» **EXCERPTED RECORDS**:
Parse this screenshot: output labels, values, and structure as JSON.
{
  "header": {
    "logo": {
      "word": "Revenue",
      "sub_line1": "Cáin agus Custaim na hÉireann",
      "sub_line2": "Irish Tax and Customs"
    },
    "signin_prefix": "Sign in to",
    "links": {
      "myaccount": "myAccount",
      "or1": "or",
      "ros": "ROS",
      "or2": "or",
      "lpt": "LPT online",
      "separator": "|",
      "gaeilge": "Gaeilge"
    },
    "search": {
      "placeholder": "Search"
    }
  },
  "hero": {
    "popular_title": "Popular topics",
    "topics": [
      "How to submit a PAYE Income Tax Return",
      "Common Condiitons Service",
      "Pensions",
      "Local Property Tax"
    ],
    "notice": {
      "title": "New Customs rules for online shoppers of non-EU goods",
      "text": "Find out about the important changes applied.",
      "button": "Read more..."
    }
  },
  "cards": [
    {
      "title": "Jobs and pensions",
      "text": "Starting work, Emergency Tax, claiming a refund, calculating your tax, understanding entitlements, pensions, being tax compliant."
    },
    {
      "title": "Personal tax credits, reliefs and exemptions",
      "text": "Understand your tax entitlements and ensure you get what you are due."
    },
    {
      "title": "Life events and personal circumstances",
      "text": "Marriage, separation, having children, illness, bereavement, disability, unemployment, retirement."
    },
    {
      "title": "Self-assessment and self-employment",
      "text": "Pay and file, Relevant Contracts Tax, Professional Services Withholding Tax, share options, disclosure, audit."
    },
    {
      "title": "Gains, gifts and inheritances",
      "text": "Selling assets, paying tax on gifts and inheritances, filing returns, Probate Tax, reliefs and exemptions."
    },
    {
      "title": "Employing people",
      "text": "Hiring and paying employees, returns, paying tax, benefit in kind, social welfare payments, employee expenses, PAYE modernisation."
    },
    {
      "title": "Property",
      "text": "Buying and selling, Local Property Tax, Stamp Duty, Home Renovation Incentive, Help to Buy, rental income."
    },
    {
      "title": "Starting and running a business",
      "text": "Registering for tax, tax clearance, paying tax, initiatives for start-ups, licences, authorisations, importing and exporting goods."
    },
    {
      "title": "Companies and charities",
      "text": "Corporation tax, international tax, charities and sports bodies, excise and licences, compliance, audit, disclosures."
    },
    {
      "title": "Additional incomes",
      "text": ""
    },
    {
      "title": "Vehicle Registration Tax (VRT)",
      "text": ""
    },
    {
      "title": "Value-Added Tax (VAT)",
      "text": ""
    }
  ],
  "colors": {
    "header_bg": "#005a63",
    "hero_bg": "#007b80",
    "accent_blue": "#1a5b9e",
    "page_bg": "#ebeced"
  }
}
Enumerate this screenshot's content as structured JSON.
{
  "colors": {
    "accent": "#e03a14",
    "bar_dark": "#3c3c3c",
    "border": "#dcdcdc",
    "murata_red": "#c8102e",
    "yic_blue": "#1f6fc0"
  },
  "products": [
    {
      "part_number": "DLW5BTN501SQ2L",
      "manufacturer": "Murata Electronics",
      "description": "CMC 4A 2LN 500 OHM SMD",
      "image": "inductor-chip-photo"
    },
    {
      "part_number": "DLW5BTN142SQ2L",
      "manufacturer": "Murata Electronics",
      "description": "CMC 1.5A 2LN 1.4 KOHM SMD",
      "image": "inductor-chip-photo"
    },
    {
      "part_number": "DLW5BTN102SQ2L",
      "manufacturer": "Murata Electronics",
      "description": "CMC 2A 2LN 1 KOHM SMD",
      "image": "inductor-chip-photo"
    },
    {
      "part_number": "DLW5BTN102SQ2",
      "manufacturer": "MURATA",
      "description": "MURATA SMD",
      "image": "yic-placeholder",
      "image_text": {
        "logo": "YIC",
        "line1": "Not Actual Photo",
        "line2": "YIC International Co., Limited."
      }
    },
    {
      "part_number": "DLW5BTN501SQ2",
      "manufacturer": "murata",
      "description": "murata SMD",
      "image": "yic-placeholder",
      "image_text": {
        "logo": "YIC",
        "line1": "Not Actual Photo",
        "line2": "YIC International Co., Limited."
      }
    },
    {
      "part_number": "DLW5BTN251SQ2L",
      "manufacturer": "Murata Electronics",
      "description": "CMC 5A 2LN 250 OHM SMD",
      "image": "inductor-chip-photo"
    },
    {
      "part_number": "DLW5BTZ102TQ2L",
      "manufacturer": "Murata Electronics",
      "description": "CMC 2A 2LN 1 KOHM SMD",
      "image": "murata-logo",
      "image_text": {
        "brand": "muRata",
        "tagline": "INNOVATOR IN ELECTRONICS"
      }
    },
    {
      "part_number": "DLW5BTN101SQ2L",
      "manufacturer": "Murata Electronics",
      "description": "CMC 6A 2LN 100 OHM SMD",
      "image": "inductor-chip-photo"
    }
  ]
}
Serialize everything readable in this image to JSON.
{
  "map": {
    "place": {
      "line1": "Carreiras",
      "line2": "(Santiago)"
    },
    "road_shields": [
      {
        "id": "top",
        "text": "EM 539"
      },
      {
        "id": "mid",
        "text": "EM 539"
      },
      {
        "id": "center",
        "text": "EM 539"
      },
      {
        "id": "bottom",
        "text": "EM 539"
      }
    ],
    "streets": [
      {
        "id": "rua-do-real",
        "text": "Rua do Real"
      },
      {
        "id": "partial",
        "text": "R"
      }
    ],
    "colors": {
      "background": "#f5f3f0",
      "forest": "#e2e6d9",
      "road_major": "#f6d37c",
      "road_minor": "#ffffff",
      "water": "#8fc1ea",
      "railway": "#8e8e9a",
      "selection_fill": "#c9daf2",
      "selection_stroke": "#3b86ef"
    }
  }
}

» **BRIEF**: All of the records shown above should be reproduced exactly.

» **THE ANSWER**:
Parse this screenshot: output labels, values, and structure as JSON.
{
  "header": {
    "logo": {
      "word": "Revenue",
      "sub_line1": "Cáin agus Custaim na hÉireann",
      "sub_line2": "Irish Tax and Customs"
    },
    "signin_prefix": "Sign in to",
    "links": {
      "myaccount": "myAccount",
      "or1": "or",
      "ros": "ROS",
      "or2": "or",
      "lpt": "LPT online",
      "separator": "|",
      "gaeilge": "Gaeilge"
    },
    "search": {
      "placeholder": "Search"
    }
  },
  "hero": {
    "popular_title": "Popular topics",
    "topics": [
      "How to submit a PAYE Income Tax Return",
      "Common Condiitons Service",
      "Pensions",
      "Local Property Tax"
    ],
    "notice": {
      "title": "New Customs rules for online shoppers of non-EU goods",
      "text": "Find out about the important changes applied.",
      "button": "Read more..."
    }
  },
  "cards": [
    {
      "title": "Jobs and pensions",
      "text": "Starting work, Emergency Tax, claiming a refund, calculating your tax, understanding entitlements, pensions, being tax compliant."
    },
    {
      "title": "Personal tax credits, reliefs and exemptions",
      "text": "Understand your tax entitlements and ensure you get what you are due."
    },
    {
      "title": "Life events and personal circumstances",
      "text": "Marriage, separation, having children, illness, bereavement, disability, unemployment, retirement."
    },
    {
      "title": "Self-assessment and self-employment",
      "text": "Pay and file, Relevant Contracts Tax, Professional Services Withholding Tax, share options, disclosure, audit."
    },
    {
      "title": "Gains, gifts and inheritances",
      "text": "Selling assets, paying tax on gifts and inheritances, filing returns, Probate Tax, reliefs and exemptions."
    },
    {
      "title": "Employing people",
      "text": "Hiring and paying employees, returns, paying tax, benefit in kind, social welfare payments, employee expenses, PAYE modernisation."
    },
    {
      "title": "Property",
      "text": "Buying and selling, Local Property Tax, Stamp Duty, Home Renovation Incentive, Help to Buy, rental income."
    },
    {
      "title": "Starting and running a business",
      "text": "Registering for tax, tax clearance, paying tax, initiatives for start-ups, licences, authorisations, importing and exporting goods."
    },
    {
      "title": "Companies and charities",
      "text": "Corporation tax, international tax, charities and sports bodies, excise and licences, compliance, audit, disclosures."
    },
    {
      "title": "Additional incomes",
      "text": ""
    },
    {
      "title": "Vehicle Registration Tax (VRT)",
      "text": ""
    },
    {
      "title": "Value-Added Tax (VAT)",
      "text": ""
    }
  ],
  "colors": {
    "header_bg": "#005a63",
    "hero_bg": "#007b80",
    "accent_blue": "#1a5b9e",
    "page_bg": "#ebeced"
  }
}
Enumerate this screenshot's content as structured JSON.
{
  "colors": {
    "accent": "#e03a14",
    "bar_dark": "#3c3c3c",
    "border": "#dcdcdc",
    "murata_red": "#c8102e",
    "yic_blue": "#1f6fc0"
  },
  "products": [
    {
      "part_number": "DLW5BTN501SQ2L",
      "manufacturer": "Murata Electronics",
      "description": "CMC 4A 2LN 500 OHM SMD",
      "image": "inductor-chip-photo"
    },
    {
      "part_number": "DLW5BTN142SQ2L",
      "manufacturer": "Murata Electronics",
      "description": "CMC 1.5A 2LN 1.4 KOHM SMD",
      "image": "inductor-chip-photo"
    },
    {
      "part_number": "DLW5BTN102SQ2L",
      "manufacturer": "Murata Electronics",
      "description": "CMC 2A 2LN 1 KOHM SMD",
      "image": "inductor-chip-photo"
    },
    {
      "part_number": "DLW5BTN102SQ2",
      "manufacturer": "MURATA",
      "description": "MURATA SMD",
      "image": "yic-placeholder",
      "image_text": {
        "logo": "YIC",
        "line1": "Not Actual Photo",
        "line2": "YIC International Co., Limited."
      }
    },
    {
      "part_number": "DLW5BTN501SQ2",
      "manufacturer": "murata",
      "description": "murata SMD",
      "image": "yic-placeholder",
      "image_text": {
        "logo": "YIC",
        "line1": "Not Actual Photo",
        "line2": "YIC International Co., Limited."
      }
    },
    {
      "part_number": "DLW5BTN251SQ2L",
      "manufacturer": "Murata Electronics",
      "description": "CMC 5A 2LN 250 OHM SMD",
      "image": "inductor-chip-photo"
    },
    {
      "part_number": "DLW5BTZ102TQ2L",
      "manufacturer": "Murata Electronics",
      "description": "CMC 2A 2LN 1 KOHM SMD",
      "image": "murata-logo",
      "image_text": {
        "brand": "muRata",
        "tagline": "INNOVATOR IN ELECTRONICS"
      }
    },
    {
      "part_number": "DLW5BTN101SQ2L",
      "manufacturer": "Murata Electronics",
      "description": "CMC 6A 2LN 100 OHM SMD",
      "image": "inductor-chip-photo"
    }
  ]
}
Serialize everything readable in this image to JSON.
{
  "map": {
    "place": {
      "line1": "Carreiras",
      "line2": "(Santiago)"
    },
    "road_shields": [
      {
        "id": "top",
        "text": "EM 539"
      },
      {
        "id": "mid",
        "text": "EM 539"
      },
      {
        "id": "center",
        "text": "EM 539"
      },
      {
        "id": "bottom",
        "text": "EM 539"
      }
    ],
    "streets": [
      {
        "id": "rua-do-real",
        "text": "Rua do Real"
      },
      {
        "id": "partial",
        "text": "R"
      }
    ],
    "colors": {
      "background": "#f5f3f0",
      "forest": "#e2e6d9",
      "road_major": "#f6d37c",
      "road_minor": "#ffffff",
      "water": "#8fc1ea",
      "railway": "#8e8e9a",
      "selection_fill": "#c9daf2",
      "selection_stroke": "#3b86ef"
    }
  }
}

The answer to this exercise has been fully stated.